Input material:
********************

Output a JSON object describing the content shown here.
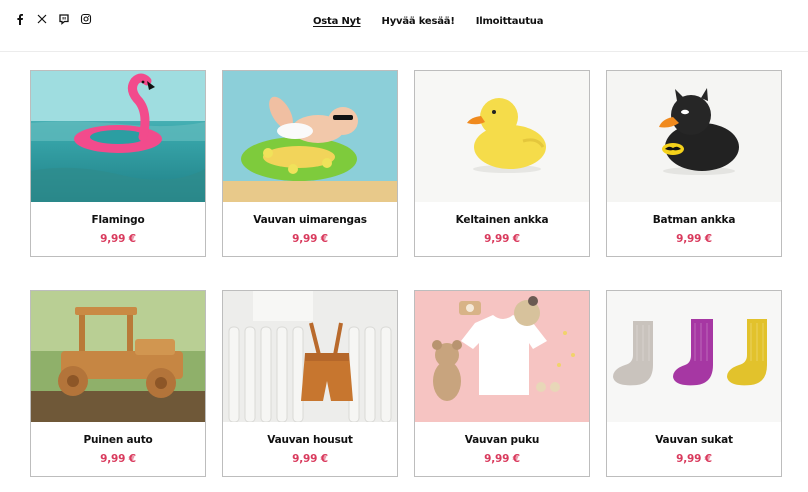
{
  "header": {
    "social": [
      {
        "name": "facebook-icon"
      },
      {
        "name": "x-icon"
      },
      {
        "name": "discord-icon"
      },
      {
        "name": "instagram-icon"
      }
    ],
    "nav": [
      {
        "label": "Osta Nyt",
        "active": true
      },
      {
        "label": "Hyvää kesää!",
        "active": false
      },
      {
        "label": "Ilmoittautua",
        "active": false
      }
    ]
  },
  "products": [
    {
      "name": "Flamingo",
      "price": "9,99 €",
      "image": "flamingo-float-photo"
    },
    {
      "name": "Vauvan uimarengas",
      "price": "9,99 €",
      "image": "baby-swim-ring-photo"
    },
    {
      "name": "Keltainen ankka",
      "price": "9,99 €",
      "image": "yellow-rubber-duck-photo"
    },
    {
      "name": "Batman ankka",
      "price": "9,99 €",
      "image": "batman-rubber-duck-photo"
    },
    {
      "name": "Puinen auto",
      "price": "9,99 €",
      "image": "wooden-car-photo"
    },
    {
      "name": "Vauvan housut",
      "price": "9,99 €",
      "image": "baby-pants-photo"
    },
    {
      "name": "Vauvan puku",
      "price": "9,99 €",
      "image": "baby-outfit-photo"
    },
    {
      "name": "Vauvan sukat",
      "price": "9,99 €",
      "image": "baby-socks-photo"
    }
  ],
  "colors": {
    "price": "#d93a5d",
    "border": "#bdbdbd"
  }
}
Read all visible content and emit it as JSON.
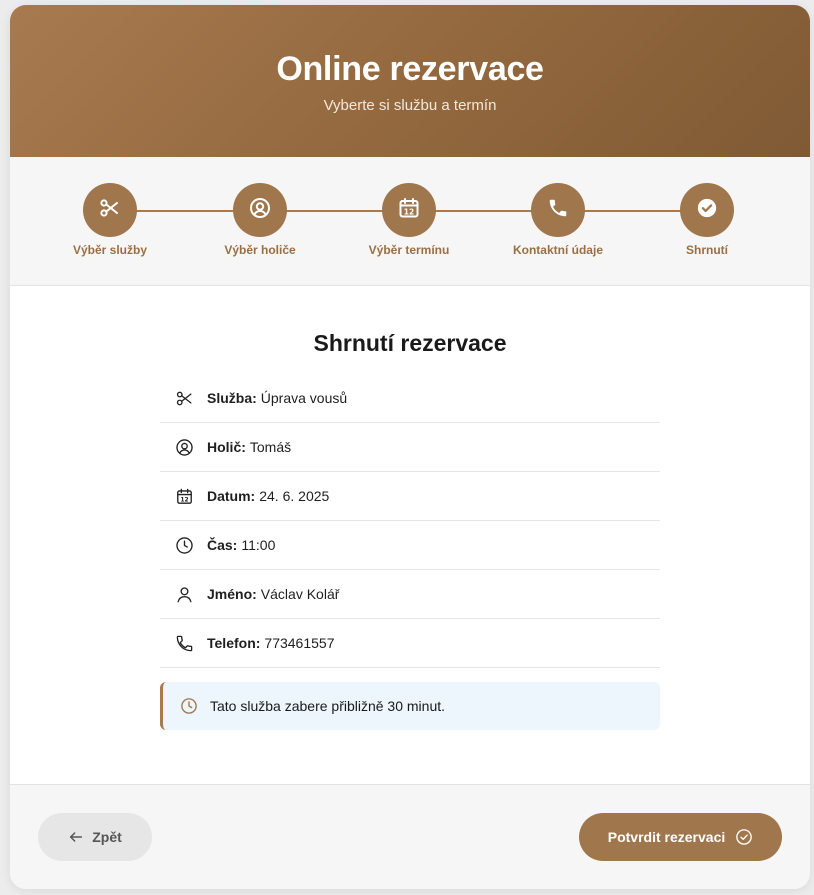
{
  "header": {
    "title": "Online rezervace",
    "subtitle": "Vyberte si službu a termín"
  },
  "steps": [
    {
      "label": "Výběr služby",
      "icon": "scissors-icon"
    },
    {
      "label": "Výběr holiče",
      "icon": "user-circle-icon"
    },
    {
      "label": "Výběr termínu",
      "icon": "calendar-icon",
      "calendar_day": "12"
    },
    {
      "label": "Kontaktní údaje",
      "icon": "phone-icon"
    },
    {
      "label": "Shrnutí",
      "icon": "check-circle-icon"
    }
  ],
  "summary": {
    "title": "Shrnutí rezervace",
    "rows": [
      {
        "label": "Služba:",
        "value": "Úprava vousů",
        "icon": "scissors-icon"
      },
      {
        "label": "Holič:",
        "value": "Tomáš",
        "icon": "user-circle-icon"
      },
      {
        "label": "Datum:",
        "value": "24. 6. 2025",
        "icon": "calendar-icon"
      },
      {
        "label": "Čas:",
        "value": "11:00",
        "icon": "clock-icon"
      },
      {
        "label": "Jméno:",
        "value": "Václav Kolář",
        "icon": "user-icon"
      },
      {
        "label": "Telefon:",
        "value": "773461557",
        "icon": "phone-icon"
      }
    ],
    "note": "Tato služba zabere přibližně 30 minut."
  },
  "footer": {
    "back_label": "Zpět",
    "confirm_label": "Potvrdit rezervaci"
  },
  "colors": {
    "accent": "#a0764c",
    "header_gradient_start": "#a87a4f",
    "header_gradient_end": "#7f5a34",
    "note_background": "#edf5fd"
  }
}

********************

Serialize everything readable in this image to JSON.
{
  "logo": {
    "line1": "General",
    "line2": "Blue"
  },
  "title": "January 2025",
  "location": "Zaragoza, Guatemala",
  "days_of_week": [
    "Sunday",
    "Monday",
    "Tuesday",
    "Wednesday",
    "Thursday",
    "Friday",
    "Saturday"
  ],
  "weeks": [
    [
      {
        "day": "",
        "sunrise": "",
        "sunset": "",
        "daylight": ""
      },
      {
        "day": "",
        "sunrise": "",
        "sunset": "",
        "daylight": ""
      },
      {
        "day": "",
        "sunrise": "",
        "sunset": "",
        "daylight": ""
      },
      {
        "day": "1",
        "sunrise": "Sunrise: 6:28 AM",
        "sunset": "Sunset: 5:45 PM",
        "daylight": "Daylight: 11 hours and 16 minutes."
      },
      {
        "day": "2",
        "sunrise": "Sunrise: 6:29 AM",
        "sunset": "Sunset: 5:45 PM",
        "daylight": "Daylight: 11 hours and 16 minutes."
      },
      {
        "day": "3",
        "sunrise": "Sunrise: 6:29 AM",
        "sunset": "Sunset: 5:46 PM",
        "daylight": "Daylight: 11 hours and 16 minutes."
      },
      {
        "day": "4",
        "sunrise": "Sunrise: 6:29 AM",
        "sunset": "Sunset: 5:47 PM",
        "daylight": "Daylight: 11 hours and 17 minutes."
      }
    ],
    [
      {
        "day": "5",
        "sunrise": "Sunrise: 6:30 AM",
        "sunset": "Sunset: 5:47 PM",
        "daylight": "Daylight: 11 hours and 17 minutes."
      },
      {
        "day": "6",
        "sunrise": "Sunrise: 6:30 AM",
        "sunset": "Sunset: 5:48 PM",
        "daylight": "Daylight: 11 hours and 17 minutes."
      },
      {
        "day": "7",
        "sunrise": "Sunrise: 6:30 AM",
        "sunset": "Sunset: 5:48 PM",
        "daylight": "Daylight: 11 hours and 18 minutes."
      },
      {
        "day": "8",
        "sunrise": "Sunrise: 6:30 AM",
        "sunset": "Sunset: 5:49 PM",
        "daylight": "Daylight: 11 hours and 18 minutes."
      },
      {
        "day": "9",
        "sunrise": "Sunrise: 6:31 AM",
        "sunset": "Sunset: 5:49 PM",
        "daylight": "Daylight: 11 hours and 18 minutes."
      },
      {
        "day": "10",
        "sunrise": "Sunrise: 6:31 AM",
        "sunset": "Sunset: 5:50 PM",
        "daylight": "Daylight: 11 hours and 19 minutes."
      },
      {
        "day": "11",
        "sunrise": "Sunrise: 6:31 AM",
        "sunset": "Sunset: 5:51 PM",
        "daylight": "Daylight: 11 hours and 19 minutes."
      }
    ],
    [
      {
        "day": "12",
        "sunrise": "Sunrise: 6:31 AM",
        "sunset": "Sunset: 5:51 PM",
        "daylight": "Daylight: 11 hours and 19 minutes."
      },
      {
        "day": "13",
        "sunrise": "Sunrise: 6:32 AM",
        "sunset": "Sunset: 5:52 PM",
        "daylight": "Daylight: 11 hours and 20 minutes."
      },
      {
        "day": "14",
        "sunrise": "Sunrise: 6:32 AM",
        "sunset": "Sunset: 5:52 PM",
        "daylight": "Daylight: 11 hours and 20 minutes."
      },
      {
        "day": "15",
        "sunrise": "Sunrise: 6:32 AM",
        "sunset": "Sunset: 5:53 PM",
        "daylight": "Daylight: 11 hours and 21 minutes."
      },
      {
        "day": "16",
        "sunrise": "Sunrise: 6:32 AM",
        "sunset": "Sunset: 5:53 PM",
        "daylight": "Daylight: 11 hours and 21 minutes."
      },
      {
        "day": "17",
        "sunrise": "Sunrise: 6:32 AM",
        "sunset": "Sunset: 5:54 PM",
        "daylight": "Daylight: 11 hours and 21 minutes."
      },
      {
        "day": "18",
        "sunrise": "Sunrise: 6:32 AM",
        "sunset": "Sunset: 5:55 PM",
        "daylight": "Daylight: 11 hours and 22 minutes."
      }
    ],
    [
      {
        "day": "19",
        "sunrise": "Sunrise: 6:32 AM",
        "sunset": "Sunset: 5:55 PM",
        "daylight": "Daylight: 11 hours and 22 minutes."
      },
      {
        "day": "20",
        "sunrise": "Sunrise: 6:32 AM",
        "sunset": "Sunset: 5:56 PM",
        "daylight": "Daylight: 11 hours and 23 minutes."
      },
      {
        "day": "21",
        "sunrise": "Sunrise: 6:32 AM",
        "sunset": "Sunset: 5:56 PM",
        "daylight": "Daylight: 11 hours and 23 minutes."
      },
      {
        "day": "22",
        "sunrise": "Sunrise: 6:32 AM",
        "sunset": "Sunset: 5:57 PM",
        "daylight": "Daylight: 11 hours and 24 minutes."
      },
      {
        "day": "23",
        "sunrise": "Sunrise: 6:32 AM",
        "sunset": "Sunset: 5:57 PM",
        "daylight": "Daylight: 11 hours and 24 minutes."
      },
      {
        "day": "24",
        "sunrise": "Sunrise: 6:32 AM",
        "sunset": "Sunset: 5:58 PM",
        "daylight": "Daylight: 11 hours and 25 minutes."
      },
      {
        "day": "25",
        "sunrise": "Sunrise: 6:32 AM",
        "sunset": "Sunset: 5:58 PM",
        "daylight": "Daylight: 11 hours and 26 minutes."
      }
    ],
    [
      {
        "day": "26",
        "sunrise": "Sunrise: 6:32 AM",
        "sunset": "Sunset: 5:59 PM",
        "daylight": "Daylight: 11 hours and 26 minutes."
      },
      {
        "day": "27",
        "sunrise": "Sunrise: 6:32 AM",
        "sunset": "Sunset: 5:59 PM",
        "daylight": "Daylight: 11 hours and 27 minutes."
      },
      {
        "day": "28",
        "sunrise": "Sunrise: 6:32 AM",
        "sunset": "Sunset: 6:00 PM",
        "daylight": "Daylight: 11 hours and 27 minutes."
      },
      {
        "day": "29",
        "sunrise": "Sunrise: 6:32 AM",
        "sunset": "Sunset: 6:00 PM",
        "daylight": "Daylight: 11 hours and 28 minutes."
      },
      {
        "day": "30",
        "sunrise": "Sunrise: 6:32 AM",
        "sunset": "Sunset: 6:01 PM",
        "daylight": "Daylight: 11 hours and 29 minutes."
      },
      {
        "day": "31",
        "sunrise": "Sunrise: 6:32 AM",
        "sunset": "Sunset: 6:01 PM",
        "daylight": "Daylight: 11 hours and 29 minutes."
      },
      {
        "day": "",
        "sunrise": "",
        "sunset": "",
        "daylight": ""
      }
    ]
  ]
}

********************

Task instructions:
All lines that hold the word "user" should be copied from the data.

Answer section:
      "icon": "user-circle-icon"
        "icon": "user-circle-icon"
        "icon": "user-icon"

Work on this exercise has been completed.